LONDON (Reuters) - Three British tabloid newspapers discussed buying confidential medical information about celebrities, in a possible contravention of Britain’s privacy laws, after being offered it as a hoax by a filmmaker.
Journalists from The Sunday Mirror, News of the World and People met Chris Atkins, director of new film “Starsuckers,” after he offered them the stories to see how far journalists would be willing to go to obtain intrusive information.
A fourth tabloid, The Sunday Express, refused to meet Atkins, telling him his proposal breached the code of practice laid down by the industry’s self-regulating body, the Press Complaints Commission (PCC), and was a “legal minefield.”
“We wanted to do a test to see how they would react,” Atkins told Reuters. “It is just showing the public what goes on behind the stories that they pay for every day.”
Atkins, who claimed to have a contact working as an administrative nurse in a fictitious cosmetic surgery clinic, offered the papers the chance to obtain supposedly confidential information about celebrities including actor Hugh Grant and film director Guy Ritchie.
All three journalists said they would need to see proof of the claims but expressed interest in obtaining the information, with The Sunday Mirror’s reporter telling Atkins the paper would pay around 3,000 pounds ($4,900) for every story published, a video clip on The Guardian newspaper’s web site showed.
Obtaining private medical records without consent is usually a breach of the Data Protection Act, although some breaches may be justified by media organizations if they can prove that obtaining the data was in the public interest.
The PCC code prohibits intrusions into privacy without a person’s consent, but its powers are limited.
In a statement The News of the World said it had made clear throughout that, given the information offered, any story would have to be justified by a public interest.
“As it was not in this case, we did not pursue the matter and no information was purchased or story published,” it said. “We are confident our reporter followed the correct procedure and abided by the PCC Code of Practice.”

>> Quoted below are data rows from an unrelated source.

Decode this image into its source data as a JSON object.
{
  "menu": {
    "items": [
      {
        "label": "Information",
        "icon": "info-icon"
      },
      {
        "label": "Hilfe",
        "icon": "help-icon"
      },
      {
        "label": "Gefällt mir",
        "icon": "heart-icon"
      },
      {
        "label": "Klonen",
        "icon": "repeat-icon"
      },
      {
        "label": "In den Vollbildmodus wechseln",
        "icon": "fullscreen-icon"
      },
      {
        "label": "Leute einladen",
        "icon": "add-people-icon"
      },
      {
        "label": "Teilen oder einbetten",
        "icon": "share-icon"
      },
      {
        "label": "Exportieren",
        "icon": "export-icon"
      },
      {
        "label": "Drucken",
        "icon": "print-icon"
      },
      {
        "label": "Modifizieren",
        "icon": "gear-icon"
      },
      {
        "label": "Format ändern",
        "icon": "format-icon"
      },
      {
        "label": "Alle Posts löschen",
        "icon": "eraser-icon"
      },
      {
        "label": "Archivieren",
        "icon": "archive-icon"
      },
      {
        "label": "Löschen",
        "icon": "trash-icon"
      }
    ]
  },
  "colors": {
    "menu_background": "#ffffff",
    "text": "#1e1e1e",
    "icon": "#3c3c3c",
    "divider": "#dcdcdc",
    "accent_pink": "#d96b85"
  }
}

Trinity Mirror PLC, which owns The People and The Sunday Mirror, declined to comment on the documentary.
As part of the documentary, which premiers at the London Film Festival later this month, the team also planted several fake reports with British tabloids to expose inaccurate celebrity reporting.
They posed as members of the public to offer the papers fabricated stories about well known-figures to test whether the journalists would check the facts.

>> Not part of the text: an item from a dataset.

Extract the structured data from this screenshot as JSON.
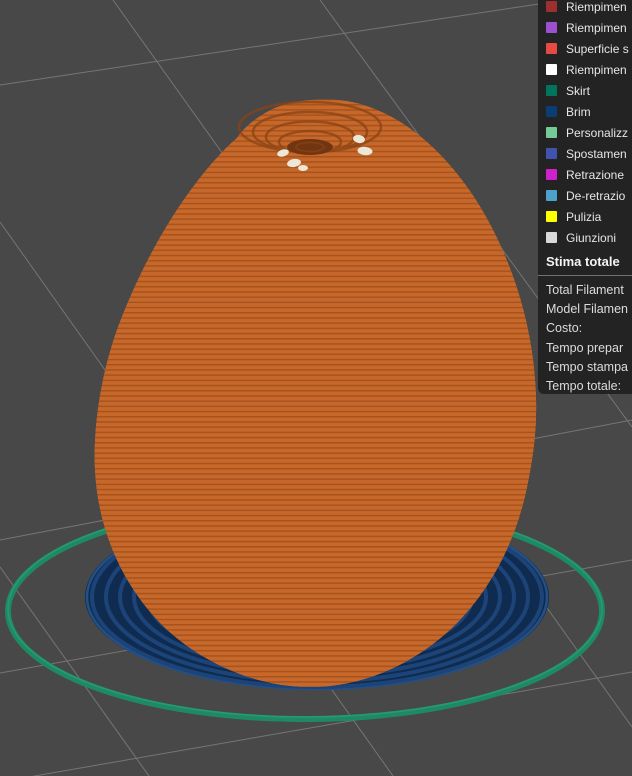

“We kept trying to do things that they wouldn’t print and it happened a couple of times but they pretty much printed most of what we said,” Atkins said, adding that their stories had featured in The Sun, Daily Express, Daily Mirror and Daily Star.
Their greatest success, he added, was a fictional story about Sarah Harding, a member of British pop group Girls Aloud, which featured in the flagship gossip section of The Sun, Britain’s top selling daily.

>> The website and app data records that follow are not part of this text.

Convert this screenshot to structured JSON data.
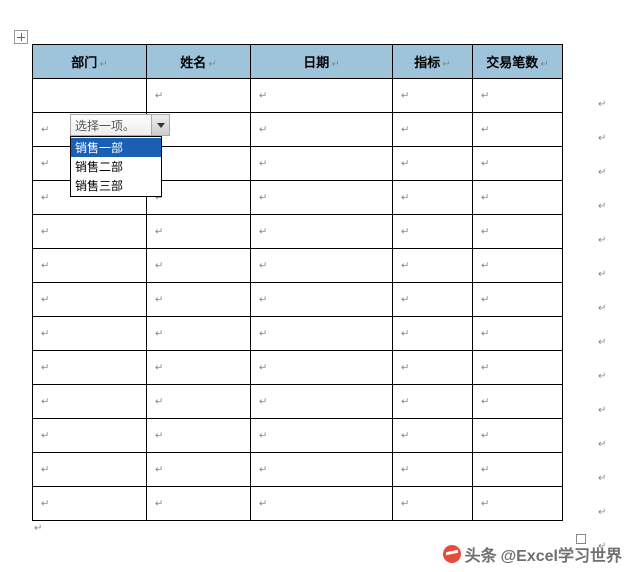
{
  "headers": {
    "col1": "部门",
    "col2": "姓名",
    "col3": "日期",
    "col4": "指标",
    "col5": "交易笔数"
  },
  "dropdown": {
    "placeholder": "选择一项。",
    "options": [
      "销售一部",
      "销售二部",
      "销售三部"
    ],
    "selected_index": 0
  },
  "para_mark": "↵",
  "row_count": 13,
  "watermark": {
    "prefix": "头条",
    "account": "@Excel学习世界"
  }
}
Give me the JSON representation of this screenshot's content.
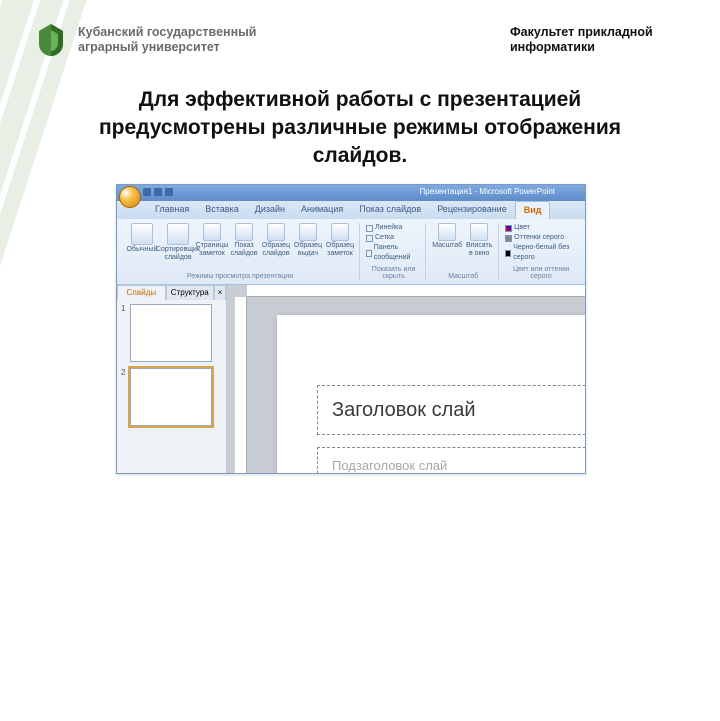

The paper ran a story headlined “Sarah’s a real boffin” which claimed the singer was a secret stargazer, after a Starsucker researcher — posing as the wife of a removal man who had helped Harding move house — called the paper to say the singer owned a telescope and several books on quantum physics.
Editing by Myra MacDonald